Disney Remakes Have Big Stars
Lately, there's less of a premium placed on individual movie stars, as franchises and brands have become the big stars in Hollywood. Anyone can lead a Marvel or Star Wars movie, and only a handful of the $1 billion grossers are original stories. However, there's still a place for the big A-list name and every once in a while it helps to have a genuine movie star attached. One of the reason why Once Upon a Time in Hollywood scored Quentin Tarantino's highest opening weekend ever is because it's headlined by Leonardo DiCaprio, one of his generation's most popular actors who's been a sizable box office draw even when he's starring in R-rated tales of Wall Street excess or intense revenge period pieces. Disney remakes would sell no matter what, but they too are reaping the benefits of using the star system.
One of the biggest draws for Aladdin was Will Smith's Genie. Even though the character's look was being ridiculed in marketing, there were still those interested to see Smith's spin on the role and how it compared to the late Robin Williams. And it's been a while since Smith was in his box office heyday, but he remains one of the biggest personalities in Hollywood and has a large fan base. Aladdin became the highest-grossing film of his career. Smith alone isn't why that happened, but he was still a primary factor. The Lion King was so buzzed about because of the incredibly star-studded cast featuring Donald Glover, Beyonce, and others. Again, chances are these movies would have been successful no matter who was cast in them, but there's no denying the star power gave them a little extra juice.
Disney Remakes Are Critic Proof
All of the above points essentially confirm that Disney remakes are largely critic-proof, meaning bad reviews don't impact how they perform at the box office. There are exceptions to this rule, of course (again, sorry Dumbo), but for the most part people come out to see these regardless of word-of-mouth. The Lion King is the sixth Disney remake (out of 10 total) to have a Rotten score on Rotten Tomatoes; Alice in Wonderland and Aladdin are also among that group. The outlier of the $1 billion remake is Beauty and the Beast, which stands at 71%. That's a healthy score, but still a few points off from being Certified Fresh. None of these films were critical darlings.

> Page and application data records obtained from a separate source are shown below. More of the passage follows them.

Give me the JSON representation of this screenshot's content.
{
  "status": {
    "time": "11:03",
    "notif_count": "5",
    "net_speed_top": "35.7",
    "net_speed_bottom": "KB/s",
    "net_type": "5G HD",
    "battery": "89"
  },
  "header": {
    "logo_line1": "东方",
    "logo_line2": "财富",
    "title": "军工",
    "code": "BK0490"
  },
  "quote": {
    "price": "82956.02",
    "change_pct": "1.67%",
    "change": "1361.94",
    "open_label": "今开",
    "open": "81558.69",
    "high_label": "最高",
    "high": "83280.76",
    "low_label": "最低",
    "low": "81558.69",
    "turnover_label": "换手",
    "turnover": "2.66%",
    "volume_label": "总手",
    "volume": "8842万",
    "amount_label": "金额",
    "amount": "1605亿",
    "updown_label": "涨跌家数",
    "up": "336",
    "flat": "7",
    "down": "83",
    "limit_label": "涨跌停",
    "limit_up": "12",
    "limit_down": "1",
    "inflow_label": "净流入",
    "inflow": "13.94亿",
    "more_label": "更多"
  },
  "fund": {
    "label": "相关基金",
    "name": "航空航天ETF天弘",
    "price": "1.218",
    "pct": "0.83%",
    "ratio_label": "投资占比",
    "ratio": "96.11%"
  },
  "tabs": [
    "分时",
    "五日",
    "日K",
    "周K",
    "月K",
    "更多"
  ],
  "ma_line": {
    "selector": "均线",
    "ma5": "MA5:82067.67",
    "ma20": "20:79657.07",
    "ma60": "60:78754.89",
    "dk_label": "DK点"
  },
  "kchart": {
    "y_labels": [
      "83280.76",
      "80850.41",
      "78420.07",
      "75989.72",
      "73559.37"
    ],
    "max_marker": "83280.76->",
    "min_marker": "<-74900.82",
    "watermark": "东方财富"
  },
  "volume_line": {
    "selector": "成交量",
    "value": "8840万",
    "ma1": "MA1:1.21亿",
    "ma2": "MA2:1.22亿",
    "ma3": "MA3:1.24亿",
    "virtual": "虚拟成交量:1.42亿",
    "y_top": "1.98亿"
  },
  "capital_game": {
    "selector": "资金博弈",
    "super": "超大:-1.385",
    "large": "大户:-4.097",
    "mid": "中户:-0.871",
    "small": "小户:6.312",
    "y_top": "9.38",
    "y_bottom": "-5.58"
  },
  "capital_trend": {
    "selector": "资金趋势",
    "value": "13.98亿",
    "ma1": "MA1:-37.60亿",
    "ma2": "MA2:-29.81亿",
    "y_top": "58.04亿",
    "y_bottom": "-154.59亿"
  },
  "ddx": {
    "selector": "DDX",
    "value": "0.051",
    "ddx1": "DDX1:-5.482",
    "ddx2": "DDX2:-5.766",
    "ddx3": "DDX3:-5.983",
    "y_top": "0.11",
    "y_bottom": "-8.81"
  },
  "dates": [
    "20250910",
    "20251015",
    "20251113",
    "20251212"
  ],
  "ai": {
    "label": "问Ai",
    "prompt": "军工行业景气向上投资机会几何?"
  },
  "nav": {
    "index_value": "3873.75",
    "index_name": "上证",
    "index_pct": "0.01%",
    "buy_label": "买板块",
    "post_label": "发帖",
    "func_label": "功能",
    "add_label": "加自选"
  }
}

Of course, this isn't anything new for the $1 billion club. A couple of Transformers film earned that much and last summer Jurassic World: Fallen Kingdom made $1 billion despite mixed reviews. Certain films need positive reviews and strong word-of-mouth to thrive at the theater; a crop of Best Picture contenders coming out during awards season or an original movie looking to make a splash fall into that category. But stuff that has a built-in audience that'll show up no matter what doesn't always need 5-star reviews to thrive. It would be nice if all $1 billion hits were acclaimed, but that's the benefit of franchise filmmaking and brand recognition.